Component data from apps and pages:
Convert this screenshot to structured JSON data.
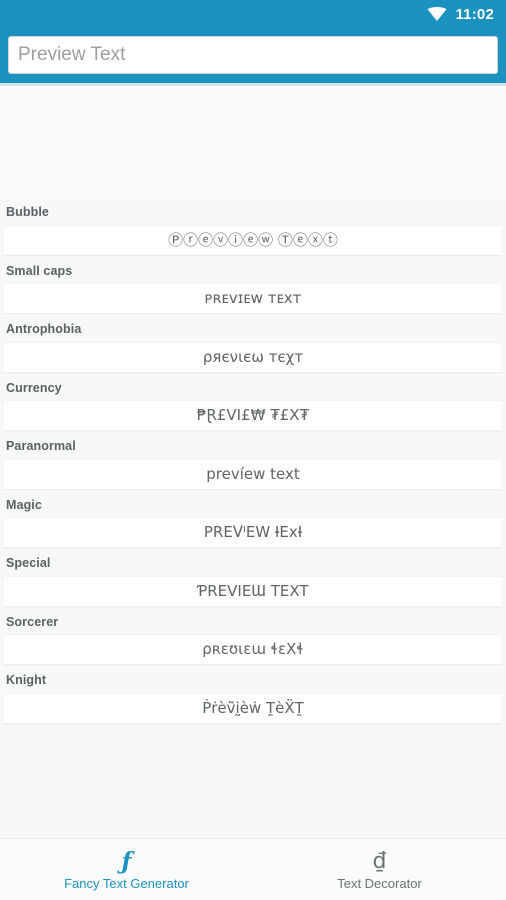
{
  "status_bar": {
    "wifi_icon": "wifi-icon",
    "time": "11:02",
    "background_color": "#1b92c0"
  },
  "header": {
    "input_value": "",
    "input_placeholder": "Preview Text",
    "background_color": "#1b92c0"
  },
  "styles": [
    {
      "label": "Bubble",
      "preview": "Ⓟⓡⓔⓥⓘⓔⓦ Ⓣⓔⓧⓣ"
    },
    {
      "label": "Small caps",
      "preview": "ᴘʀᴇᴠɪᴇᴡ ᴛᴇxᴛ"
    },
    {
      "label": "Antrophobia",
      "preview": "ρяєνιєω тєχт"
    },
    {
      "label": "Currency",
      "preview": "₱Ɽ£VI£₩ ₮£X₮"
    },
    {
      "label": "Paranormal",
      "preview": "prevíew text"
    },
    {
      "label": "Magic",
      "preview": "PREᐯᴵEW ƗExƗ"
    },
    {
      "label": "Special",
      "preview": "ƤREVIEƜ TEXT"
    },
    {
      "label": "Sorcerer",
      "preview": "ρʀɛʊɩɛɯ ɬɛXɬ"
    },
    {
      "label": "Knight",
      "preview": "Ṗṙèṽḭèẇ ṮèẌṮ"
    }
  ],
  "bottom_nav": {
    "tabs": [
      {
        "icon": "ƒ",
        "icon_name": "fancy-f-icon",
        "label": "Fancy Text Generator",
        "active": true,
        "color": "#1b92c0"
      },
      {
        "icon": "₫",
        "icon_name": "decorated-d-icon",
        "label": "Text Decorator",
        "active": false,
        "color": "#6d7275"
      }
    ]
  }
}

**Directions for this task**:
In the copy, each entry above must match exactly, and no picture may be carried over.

**Solution**:
Convert this screenshot to structured JSON data.
{
  "status_bar": {
    "wifi_icon": "wifi-icon",
    "time": "11:02",
    "background_color": "#1b92c0"
  },
  "header": {
    "input_value": "",
    "input_placeholder": "Preview Text",
    "background_color": "#1b92c0"
  },
  "styles": [
    {
      "label": "Bubble",
      "preview": "Ⓟⓡⓔⓥⓘⓔⓦ Ⓣⓔⓧⓣ"
    },
    {
      "label": "Small caps",
      "preview": "ᴘʀᴇᴠɪᴇᴡ ᴛᴇxᴛ"
    },
    {
      "label": "Antrophobia",
      "preview": "ρяєνιєω тєχт"
    },
    {
      "label": "Currency",
      "preview": "₱Ɽ£VI£₩ ₮£X₮"
    },
    {
      "label": "Paranormal",
      "preview": "prevíew text"
    },
    {
      "label": "Magic",
      "preview": "PREᐯᴵEW ƗExƗ"
    },
    {
      "label": "Special",
      "preview": "ƤREVIEƜ TEXT"
    },
    {
      "label": "Sorcerer",
      "preview": "ρʀɛʊɩɛɯ ɬɛXɬ"
    },
    {
      "label": "Knight",
      "preview": "Ṗṙèṽḭèẇ ṮèẌṮ"
    }
  ],
  "bottom_nav": {
    "tabs": [
      {
        "icon": "ƒ",
        "icon_name": "fancy-f-icon",
        "label": "Fancy Text Generator",
        "active": true,
        "color": "#1b92c0"
      },
      {
        "icon": "₫",
        "icon_name": "decorated-d-icon",
        "label": "Text Decorator",
        "active": false,
        "color": "#6d7275"
      }
    ]
  }
}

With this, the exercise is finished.